Phylloxera spread out to the nearby nations, destroying the viticulture in Italy, in Spain , in Germany.

Where did Phylloxera come from?short answer: The United States.

It seems that phylloxera had long been present in American soil but much of the rootstock there had developed a resistance to it. In the 19th century, there were no restrictions on travellers carrying plants and fruits, and vine cuttings were taken from the old world to the new (and vice versa) in the spirit of experimentation.

Once the American rootstock, which was immune to the pest (but still a carrier), reach­ed Europe, phylloxera ravaged winer­ies across the continent. Miraculously, a few vineyards remained free of the insect. The common characteristic of these surviving vineyards was that they had sandy soils in areas with high winds.

The Man Behind Phylloxera?

Phylloxera may have spread through the unintended actions of “Count” Agoston Haraszthy, who started Sonoma’s oldest winery, Buena Vista Winery, in 1857. In 1861, Haraszthy traveled to Europe tromping through the vineyards in France, Germany and Switzerland to collect samples. He brought back cuttings of 350 different types of grapes and started an experimental vineyard in Sonoma. Sadly, the vines turned brown and died –the first infestation of Phylloxera in the U.S.. After much defeat, Agoston Haraszthy filed for bankrupcy and eventually left the U.S., never to return.

The Reward Was Never Paid!

Over 450 articles poured out about the subject of Phylloxera between the years of 1868 – 1871. Studies were conducted with test plantings, poison, flooding, soil types, etc., until a small group of researchers including a Frenchman, Jules Émile Planchon, and an American, Charles Valentine Riley, discovered a solution! Grafting vitis vinifera (the European grapevine) onto American root stock stopped the root-eating louse. While the researchers never sought the reward, which had grown to nearly $5 million of today’s money, a viticulturist in Bordeaux called Leo Laliman did. Laliman had taken the experimental techniques and turned them into a commercial practice in Bordeaux. The government turned him down, saying that he’d merely used preventive measures and didn’t develop a cure.

European Wine Grapes with American Roots

Today rootstock is still used for much of the wine world and phylloxera is still a danger. The danger is no less in the U.S. In the 1990’s a mutation of Phylloxera called ‘Biotype B,’ was found thriving in AXr1, which was a common rootstock. About two thirds of the vineyards in Napa during the 90’s were replanted. Phylloxera has also devastated many ungrafted vineyards in Oregon, whose owners had hoped that the louse wouldn’t infest the virgin soils. Phylloxera Resistant VineyardsThere have been several cases where vineyards have remained untouched by grape phylloxera.

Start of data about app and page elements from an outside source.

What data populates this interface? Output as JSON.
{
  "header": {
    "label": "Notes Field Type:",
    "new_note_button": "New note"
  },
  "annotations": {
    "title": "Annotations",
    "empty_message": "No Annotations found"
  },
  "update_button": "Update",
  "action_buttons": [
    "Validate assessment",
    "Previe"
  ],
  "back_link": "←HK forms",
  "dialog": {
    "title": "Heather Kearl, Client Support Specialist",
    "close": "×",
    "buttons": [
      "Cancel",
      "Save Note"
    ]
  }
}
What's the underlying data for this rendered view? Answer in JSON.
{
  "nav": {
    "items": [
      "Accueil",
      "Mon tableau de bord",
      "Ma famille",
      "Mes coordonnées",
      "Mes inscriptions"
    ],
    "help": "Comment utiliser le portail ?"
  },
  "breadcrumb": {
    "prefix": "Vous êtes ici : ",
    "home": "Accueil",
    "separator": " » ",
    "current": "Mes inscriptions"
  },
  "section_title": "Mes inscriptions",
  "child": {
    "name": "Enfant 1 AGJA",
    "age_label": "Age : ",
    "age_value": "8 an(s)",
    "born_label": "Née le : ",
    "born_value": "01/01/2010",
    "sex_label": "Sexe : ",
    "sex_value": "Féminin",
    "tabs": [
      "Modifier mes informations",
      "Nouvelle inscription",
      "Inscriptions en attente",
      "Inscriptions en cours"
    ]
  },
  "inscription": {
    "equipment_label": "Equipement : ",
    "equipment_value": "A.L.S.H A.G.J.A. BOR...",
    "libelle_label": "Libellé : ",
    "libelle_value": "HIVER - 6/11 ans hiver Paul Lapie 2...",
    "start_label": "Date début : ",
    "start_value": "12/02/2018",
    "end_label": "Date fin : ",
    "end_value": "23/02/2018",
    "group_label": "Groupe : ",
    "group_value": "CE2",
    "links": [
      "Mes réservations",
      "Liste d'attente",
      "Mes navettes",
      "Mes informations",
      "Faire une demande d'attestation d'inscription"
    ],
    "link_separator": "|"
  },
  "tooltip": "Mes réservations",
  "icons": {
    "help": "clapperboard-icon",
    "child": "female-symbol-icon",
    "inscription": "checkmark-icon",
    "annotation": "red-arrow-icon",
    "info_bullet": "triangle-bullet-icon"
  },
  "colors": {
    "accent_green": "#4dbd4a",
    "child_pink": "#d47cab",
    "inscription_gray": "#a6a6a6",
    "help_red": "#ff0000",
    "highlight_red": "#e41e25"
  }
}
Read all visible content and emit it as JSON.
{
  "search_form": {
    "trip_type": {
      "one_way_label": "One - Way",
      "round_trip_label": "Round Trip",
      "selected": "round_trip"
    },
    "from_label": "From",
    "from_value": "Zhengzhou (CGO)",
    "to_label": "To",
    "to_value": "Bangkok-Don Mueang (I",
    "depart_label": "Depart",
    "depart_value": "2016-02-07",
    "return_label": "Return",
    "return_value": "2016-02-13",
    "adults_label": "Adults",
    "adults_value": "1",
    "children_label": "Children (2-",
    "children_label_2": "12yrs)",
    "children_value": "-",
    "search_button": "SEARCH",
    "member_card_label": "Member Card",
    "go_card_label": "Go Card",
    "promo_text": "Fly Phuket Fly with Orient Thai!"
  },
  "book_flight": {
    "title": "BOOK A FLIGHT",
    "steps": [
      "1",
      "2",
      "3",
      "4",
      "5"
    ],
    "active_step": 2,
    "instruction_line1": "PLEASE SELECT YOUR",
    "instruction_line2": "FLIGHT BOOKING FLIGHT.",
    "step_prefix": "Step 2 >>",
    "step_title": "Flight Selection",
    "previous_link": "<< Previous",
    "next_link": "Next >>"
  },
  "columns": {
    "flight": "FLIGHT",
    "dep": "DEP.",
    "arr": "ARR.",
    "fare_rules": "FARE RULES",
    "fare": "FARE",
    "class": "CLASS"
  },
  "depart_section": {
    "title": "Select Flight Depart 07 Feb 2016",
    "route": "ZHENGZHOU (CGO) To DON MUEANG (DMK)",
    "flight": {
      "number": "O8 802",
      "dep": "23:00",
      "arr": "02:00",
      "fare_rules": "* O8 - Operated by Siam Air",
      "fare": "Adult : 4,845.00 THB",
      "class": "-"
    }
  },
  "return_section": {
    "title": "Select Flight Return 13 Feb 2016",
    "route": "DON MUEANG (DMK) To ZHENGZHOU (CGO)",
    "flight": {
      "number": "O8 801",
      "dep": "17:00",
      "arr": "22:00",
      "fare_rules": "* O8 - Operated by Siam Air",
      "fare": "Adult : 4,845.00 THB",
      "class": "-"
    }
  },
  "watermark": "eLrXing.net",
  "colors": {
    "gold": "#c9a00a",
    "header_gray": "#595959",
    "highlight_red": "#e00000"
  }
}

While many of these locations are a mystery, a high proportion of the phylloxera-resistant vineyards have sandy soils in areas with high winds. In Australia, Queensland was infected in the 1870’s. The Australian governement responded to protect their precious vineyards with the Vine Protection Act of 1874, which ceased the common practice of transporting vines, machinery and equipment throughout the states. Today, Tasmania and Western Australia have still never been infested.

So by grafting the rootstocks of American Vitis to the Vinifera plant, the world was able to save the viticulture and the wines that everybody enjoys today. But Phylloxera could not survive in Volcanic soil and Sandy soil ( near beaches). So in some areas the plants are original un-grafted plants, there is a debate if the wines from un-grafted plants are actually better. Sometimes the label on the bottles highlightes this peculiarity ... NOW YOU KNOW WHAT IT MEANS. ****

** The Wine Folly



bottom of page